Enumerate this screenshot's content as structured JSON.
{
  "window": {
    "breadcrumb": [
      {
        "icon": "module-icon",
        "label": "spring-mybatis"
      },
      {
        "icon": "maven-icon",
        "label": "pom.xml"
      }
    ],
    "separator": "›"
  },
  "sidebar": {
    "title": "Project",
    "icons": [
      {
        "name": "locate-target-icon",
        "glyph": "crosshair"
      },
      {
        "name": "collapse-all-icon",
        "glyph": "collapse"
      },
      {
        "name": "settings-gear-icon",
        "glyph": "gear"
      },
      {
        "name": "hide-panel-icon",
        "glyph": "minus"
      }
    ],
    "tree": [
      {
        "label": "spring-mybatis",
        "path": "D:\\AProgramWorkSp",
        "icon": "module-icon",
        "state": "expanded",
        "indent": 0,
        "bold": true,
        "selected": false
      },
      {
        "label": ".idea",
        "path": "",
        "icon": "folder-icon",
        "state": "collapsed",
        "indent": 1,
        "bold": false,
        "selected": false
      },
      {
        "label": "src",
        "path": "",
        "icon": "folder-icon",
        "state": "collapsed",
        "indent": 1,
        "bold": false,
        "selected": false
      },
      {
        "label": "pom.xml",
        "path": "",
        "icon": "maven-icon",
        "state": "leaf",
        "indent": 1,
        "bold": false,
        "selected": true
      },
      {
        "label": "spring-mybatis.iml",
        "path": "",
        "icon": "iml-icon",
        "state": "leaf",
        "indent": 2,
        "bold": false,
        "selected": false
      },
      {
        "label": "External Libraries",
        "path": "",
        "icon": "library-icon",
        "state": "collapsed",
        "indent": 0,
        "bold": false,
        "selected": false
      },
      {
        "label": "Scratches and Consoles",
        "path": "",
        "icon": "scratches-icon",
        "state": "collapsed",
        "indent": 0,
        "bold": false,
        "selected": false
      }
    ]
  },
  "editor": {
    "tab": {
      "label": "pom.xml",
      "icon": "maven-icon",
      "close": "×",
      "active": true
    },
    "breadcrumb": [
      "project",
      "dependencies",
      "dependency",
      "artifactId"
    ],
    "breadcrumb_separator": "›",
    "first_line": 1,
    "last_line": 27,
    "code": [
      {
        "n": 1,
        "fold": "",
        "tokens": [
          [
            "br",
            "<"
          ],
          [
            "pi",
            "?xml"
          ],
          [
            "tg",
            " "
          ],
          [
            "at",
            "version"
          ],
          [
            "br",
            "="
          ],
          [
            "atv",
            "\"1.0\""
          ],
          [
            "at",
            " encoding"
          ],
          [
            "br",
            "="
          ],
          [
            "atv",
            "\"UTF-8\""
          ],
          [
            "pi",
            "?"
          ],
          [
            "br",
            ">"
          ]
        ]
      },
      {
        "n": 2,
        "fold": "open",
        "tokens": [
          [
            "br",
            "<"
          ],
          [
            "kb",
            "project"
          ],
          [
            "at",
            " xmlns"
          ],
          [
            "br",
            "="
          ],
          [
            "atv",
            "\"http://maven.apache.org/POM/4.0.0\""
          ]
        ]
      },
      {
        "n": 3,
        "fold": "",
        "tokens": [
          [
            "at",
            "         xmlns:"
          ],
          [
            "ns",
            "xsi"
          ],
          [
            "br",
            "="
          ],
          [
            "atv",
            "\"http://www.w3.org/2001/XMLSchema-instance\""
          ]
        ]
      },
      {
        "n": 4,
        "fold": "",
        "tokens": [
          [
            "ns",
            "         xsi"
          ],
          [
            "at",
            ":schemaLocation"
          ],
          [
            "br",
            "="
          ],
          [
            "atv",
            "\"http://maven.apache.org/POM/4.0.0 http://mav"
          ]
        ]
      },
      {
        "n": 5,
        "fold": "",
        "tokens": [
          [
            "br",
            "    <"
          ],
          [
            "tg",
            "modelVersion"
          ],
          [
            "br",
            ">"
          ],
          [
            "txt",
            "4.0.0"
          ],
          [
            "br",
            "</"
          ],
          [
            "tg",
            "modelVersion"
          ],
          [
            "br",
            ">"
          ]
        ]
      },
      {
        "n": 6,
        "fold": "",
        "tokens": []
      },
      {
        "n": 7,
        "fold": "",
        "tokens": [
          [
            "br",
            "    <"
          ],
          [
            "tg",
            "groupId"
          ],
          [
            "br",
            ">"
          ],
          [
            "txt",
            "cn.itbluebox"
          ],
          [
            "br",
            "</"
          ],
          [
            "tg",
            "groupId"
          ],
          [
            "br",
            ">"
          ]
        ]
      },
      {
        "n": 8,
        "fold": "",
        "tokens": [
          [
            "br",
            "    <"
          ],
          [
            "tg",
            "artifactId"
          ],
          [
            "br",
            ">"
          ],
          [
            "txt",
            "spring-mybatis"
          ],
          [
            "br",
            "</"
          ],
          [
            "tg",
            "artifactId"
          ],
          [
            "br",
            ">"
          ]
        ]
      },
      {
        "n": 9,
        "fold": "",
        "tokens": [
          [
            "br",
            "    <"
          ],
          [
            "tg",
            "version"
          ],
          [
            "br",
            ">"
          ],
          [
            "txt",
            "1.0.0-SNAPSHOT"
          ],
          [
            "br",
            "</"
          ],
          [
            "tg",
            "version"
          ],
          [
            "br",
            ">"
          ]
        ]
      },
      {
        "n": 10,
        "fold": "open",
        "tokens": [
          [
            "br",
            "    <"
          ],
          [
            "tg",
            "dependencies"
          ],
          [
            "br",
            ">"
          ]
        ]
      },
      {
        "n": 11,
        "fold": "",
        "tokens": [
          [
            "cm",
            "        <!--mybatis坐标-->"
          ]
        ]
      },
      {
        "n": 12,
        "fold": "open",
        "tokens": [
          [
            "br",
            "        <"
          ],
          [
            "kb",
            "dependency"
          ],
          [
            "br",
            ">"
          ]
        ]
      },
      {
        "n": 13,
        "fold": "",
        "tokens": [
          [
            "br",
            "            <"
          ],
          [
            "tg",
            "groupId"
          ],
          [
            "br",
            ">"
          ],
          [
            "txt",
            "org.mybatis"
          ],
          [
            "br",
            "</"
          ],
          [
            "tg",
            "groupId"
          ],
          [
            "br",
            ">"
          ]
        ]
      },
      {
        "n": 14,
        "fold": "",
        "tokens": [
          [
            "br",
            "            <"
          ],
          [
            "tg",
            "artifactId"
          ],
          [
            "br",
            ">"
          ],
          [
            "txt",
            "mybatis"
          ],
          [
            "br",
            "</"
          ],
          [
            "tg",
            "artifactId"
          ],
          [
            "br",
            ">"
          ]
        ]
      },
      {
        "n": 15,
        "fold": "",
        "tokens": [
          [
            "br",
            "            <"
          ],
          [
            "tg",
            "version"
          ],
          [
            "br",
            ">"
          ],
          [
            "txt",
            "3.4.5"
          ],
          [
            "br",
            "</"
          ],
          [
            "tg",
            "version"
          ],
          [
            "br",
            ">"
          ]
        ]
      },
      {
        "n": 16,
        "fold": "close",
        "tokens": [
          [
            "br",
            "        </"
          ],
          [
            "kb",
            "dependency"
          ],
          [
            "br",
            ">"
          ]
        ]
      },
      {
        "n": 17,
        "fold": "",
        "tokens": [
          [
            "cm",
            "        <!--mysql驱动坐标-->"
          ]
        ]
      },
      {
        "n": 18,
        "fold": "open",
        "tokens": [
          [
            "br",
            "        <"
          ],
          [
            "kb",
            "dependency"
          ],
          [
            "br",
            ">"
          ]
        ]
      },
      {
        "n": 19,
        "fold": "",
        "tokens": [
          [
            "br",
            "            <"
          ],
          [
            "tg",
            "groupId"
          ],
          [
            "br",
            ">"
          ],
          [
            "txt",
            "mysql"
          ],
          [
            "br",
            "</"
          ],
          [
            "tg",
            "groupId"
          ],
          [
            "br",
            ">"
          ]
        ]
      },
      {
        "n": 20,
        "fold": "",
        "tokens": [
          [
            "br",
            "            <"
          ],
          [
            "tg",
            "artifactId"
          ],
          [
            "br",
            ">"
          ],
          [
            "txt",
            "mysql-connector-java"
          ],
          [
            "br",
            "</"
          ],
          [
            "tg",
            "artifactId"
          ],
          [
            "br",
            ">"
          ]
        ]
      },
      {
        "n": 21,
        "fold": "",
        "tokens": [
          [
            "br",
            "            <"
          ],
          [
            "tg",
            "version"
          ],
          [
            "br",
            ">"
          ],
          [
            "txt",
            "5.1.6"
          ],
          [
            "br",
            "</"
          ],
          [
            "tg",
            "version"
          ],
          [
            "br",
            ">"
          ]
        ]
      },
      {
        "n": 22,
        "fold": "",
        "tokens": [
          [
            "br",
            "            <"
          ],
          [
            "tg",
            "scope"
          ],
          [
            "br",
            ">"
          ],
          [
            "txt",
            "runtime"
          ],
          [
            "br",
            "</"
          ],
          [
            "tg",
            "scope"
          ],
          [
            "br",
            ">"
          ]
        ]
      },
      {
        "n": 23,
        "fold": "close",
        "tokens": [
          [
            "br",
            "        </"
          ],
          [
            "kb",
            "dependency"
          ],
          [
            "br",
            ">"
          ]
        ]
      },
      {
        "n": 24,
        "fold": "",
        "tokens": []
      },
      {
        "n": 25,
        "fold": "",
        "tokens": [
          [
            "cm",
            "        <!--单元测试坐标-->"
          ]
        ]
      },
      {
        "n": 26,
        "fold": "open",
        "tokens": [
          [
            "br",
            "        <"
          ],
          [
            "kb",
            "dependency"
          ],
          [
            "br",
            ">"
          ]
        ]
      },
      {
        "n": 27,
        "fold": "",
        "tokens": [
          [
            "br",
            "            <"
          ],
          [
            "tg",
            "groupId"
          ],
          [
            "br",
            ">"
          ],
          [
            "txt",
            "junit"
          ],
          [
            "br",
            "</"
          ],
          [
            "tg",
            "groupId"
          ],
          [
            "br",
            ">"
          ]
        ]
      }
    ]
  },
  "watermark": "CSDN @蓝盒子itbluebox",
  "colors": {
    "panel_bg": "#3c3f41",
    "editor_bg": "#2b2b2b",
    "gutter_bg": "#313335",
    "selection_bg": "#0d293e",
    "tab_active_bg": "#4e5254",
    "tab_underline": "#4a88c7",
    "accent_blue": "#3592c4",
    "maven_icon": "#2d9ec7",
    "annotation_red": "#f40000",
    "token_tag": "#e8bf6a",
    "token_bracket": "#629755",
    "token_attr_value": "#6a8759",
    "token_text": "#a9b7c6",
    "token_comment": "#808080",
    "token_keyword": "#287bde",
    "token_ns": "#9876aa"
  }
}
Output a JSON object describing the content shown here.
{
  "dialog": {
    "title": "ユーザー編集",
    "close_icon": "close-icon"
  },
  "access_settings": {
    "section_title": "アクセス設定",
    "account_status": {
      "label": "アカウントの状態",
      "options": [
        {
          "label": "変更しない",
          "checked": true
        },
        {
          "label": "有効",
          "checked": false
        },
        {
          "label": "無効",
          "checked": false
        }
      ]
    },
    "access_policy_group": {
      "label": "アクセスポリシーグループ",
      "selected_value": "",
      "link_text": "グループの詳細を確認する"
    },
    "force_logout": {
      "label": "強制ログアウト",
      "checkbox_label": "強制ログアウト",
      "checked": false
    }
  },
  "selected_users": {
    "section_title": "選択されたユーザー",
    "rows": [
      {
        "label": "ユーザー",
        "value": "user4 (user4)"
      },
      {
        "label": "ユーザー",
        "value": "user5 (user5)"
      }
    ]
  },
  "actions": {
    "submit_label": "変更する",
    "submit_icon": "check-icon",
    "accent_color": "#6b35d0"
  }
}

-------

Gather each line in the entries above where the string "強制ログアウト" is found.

**PROBLEM SOLUTION**
      "label": "強制ログアウト",
      "checkbox_label": "強制ログアウト",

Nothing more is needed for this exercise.